Particularly, girls and young women in Guatemala suffer even more discrimination than youth generally, and are much more likely to have their rights violated. In my own community, I have seen the human face of statistics that report that indigenous girls in Guatemala finish primary school at one third the rate of their non-indigenous peers, and that 30 percent of all indigenous girls in Guatemala are engaged in child labor.
But today, I am one of 156 girls and boys from across Guatemala that are working together to change our future, as members of the National Children's Parliament. Together, we analyze the most pressing issues confronting young people, and then propose solutions to these issues. Rather than waiting for the government to act, we ourselves are creating a just world for young people in Guatemala.
Along with the Asociación IDEI, a non-governmental organization based in Quetzaltenango, those of us in the Children's Parliament are helping girls to know their rights and understand their obligations, and learn how to demand that the government respect those rights.
I have been working with IDEI and the Children's Parliament for eight years, since I was a girl of only 12. At that age, my older siblings started bringing me with them when they participated in activities organized by IDEI, and I began to see that I could make my voice heard, and that I could change the lives of other young girls in my community.
Although at least 66 percent of Guatemalan girls drop out of school, and only 5 percent of girls from indigenous communities like mine finish primary school, with much effort and support I have made it to university to study law. Many of my friends from primary school are now married with children, but there are also many of us who are still fighting so that we can have the same rights and opportunities as men. For a long time, my parents did not support my work, but with IDEI's help I have been able to change their minds and now they support my efforts and those of my five siblings. I feel proud that I have been able to break the paradigm that girls should just stay home to take care of their siblings and cook, and that now in my community girls can participate and take part in decision-making.
Because of my experiences and those of girls like me, IDEI and the Children's Parliament decided to help other girls become advocates for their rights. We coordinate with government representatives and other decision-makers, develop policies that respond to our needs, and publicize them through press conferences and other forums. We have achieved many successes, including getting our town mayor to open and fund a municipal office of women & children.

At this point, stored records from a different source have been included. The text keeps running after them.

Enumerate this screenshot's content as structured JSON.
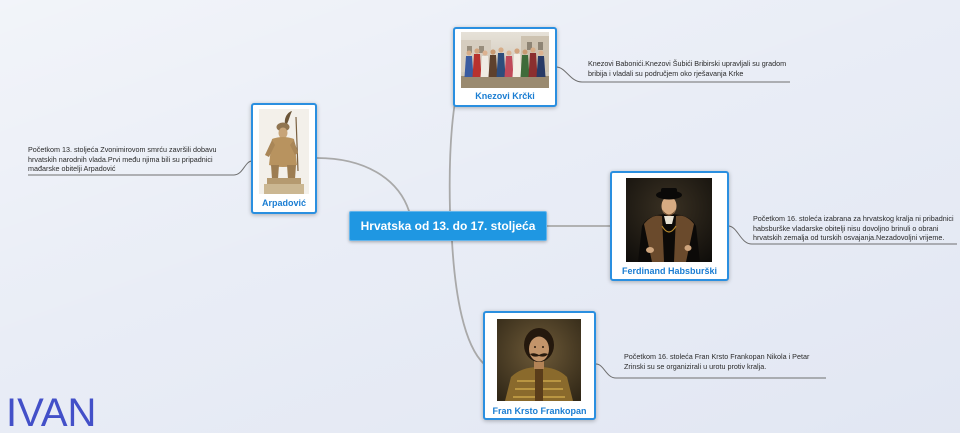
{
  "central_topic": {
    "label": "Hrvatska od 13. do 17. stoljeća"
  },
  "topics": [
    {
      "label": "Knezovi Krčki",
      "note_lines": [
        "Knezovi Babonići.Knezovi Šubići Bribirski upravljali su gradom",
        "bribija i vladali su područjem oko rješavanja Krke"
      ]
    },
    {
      "label": "Arpadović",
      "note_lines": [
        "Početkom 13. stoljeća Zvonimirovom smrću završili dobavu",
        "hrvatskih narodnih vlada.Prvi među njima bili su pripadnici",
        "mađarske obitelji Arpadović"
      ]
    },
    {
      "label": "Ferdinand Habsburški",
      "note_lines": [
        "Početkom 16. stoleća izabrana za hrvatskog kralja ni pribadnici",
        "habsburške vladarske obitelji nisu dovoljno brinuli o obrani",
        "hrvatskih zemalja od turskih osvajanja.Nezadovoljni vrijeme."
      ]
    },
    {
      "label": "Fran Krsto Frankopan",
      "note_lines": [
        "Početkom 16. stoleća Fran Krsto Frankopan Nikola i Petar",
        "Zrinski su se organizirali u urotu protiv kralja."
      ]
    }
  ],
  "signature": "IVAN",
  "colors": {
    "background": "#e9edf6",
    "central_fill": "#1f97e2",
    "node_border": "#2a8fe0",
    "node_label": "#1a7dd2",
    "connector": "#a9a9a9",
    "note_line": "#6f6f6f",
    "note_text": "#2a2a2a",
    "signature": "#4350c8"
  }
}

This important work has made me realize that our ancestors, our tradition, our collective memory, all of these things compel us to act. As adolescent girls who have organized to defend our rights, we can use our capacity and our potential to work, debate, discuss, propose, consult, negotiate, and advocate so that we can be part of the solution. We say, enough of enduring, we must participate, today, here and now. In order to protect the rights of girls and young women, we must find new ways of holding our government accountable to the wellbeing of children and adolescents in Guatemala.